The visit to the after school program in Daegu, a city four hours away from Seoul, was a chance to observe elementary school children learn English and social skills. Like all children, they were inquisitive, happy to be out of school and excited to do a craft activity about Thanksgiving. The volunteer teacher was Canadian. She came to the program once a week and truly enjoyed working with the students. The younger student was a great artist and a chatterbox. The older student was very serious and diligent. We made a craft together. Then had dinner with the teacher and staff. It was a lovely afternoon. These students reminded me of the Korean students I teach – there was no difference between North and South.
The program is part of an initiative led by the Center for North Korean Defectors- Hana Center. I was impressed by the quality of care and organization and inspired by their work. Jane Kim, a Senior Manager for the program, was generous with her time and knowledge and gave me a short course on NKDs and the process of resettlement. The information and literature she shared with me made it easier for me to understand this very complicated subject.
The second visit was to an alternative high school. Yeomyung School sits across the iconic Seoul Tower, on top of a steep hill in a building that looks nothing like a school. The staff at the school is warm, caring, dedicated and understanding. They shared information generously about their mission and their students. They face an incredible difficult job providing counseling, guidance, love, discipline and academics to 107 students ranging from 14 to 24 years old. Many of the students are here alone and many with their families. For those students who live far from Seoul or who are no family, the school provides housing, a kind of “rooming house”.
Part of the challenge is similar to working with adolescents in any school. They can be angry, defiant and rebellious. However, these students have a much heavier emotional load that makes the job of these educators that much more challenging.
The class I observed was inspirational. It was a group of nine students who will be graduating this year. Many of them will be going to university. They are “top” students, engaging, smart, funny, curious and chatty. The teacher was from England and said that she loved this class and would be sad when it ends. I can understand why. She knew her students and what their interests were. The amount of spoken English in this lesson was the most I have heard in any English class in the past three months.The students worked in pairs answering a series of questions she had on the board. It was a revealing lesson.
- What is the most beautiful place you have ever visited? Jeju Island
- Where is the coldest place you have ever been to? North Korea

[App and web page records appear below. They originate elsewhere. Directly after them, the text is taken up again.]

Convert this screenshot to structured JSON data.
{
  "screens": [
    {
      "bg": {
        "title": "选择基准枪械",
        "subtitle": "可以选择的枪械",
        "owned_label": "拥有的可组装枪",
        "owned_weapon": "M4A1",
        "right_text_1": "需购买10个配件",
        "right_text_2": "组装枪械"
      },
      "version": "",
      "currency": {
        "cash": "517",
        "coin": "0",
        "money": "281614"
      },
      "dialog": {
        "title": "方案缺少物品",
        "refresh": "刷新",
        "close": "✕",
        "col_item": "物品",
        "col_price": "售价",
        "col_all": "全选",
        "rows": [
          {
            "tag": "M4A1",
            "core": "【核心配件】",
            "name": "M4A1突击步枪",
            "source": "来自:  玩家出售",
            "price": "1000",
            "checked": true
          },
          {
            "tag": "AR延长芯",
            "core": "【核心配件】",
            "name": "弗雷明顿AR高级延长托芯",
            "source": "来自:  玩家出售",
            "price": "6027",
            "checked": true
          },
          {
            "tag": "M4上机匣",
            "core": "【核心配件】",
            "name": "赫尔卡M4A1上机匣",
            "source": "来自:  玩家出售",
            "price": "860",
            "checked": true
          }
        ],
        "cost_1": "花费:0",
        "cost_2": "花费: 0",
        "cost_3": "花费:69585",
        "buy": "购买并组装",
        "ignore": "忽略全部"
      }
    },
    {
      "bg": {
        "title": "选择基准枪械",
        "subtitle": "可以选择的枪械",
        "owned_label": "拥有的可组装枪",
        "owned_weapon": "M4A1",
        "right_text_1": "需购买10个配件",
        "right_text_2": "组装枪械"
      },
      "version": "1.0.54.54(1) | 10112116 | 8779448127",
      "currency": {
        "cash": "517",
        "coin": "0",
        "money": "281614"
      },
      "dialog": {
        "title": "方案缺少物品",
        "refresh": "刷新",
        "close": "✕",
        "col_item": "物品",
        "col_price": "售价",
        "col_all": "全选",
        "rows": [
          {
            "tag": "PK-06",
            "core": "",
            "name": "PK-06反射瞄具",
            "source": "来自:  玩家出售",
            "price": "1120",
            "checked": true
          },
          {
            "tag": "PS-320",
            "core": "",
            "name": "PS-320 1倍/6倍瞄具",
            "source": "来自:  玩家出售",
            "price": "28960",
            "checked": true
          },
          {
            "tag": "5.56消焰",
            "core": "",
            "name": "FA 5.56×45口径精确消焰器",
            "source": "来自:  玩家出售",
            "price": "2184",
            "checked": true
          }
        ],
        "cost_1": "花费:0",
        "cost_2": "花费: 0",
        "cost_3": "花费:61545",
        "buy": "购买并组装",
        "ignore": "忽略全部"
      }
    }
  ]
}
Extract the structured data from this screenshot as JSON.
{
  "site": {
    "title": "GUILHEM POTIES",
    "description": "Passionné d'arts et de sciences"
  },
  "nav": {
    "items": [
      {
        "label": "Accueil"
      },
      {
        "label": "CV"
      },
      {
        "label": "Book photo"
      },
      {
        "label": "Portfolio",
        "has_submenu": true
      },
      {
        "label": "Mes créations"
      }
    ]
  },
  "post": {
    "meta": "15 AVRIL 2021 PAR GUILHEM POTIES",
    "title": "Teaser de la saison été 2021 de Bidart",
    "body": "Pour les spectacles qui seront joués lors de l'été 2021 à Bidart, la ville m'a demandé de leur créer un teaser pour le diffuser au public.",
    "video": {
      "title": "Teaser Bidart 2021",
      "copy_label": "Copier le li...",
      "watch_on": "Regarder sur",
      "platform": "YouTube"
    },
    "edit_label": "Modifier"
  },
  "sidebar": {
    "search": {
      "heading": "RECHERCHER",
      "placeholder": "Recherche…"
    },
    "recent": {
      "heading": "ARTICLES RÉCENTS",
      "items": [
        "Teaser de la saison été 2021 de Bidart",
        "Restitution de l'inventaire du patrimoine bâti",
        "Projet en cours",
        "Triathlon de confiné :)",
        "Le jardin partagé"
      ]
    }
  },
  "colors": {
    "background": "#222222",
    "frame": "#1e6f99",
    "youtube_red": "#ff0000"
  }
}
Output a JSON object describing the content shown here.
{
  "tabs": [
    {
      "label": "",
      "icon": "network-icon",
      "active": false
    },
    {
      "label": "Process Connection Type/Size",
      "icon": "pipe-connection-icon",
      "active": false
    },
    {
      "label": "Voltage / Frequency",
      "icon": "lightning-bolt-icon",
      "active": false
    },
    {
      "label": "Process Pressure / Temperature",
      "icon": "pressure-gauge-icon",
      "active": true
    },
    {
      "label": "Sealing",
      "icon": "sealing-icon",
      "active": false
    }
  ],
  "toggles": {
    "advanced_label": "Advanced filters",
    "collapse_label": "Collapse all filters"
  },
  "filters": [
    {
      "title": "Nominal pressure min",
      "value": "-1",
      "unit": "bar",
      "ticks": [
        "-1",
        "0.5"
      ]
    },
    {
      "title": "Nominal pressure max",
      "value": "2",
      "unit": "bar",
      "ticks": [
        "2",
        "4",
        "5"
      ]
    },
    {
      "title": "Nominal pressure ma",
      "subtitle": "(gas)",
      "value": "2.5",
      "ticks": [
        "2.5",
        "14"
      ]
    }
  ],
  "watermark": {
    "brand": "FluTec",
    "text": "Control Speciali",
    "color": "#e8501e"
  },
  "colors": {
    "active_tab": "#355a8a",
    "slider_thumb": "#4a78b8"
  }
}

- Where is the hottest place you have ever been to? China and Laos
- What was the best day of your life? Coming to South Korea. Was so beautiful this day.
One of the students offered an explanation as to why he should learn English, “ I have to learn English to get good company”. Then he asked me my age and said, “In U.S. not polite to ask age but we are in Korea”. Then he said, “When in Rome…” to which I told him how old I am. He was extremely curious about my personal life and life in the States. I was impressed with how quickly he learned some expressions and how he already knew some cultural differences.
At the end of the lesson, they shared their dreams as they move on to become members of Korean society.
“ I have a dream I should learn English to be a chemistry teacher”.
“I have a dream to be a CEO of a new Artificial Intelligence company”.
“I dream want to be a hotelier.”
“ I want to be policeman”.
“I dream I want to be business”.
“I dream I want to be a veterinary”.
It was a memorable afternoon that showed me the power of hopes and aspirations and of how education can open doors – for real.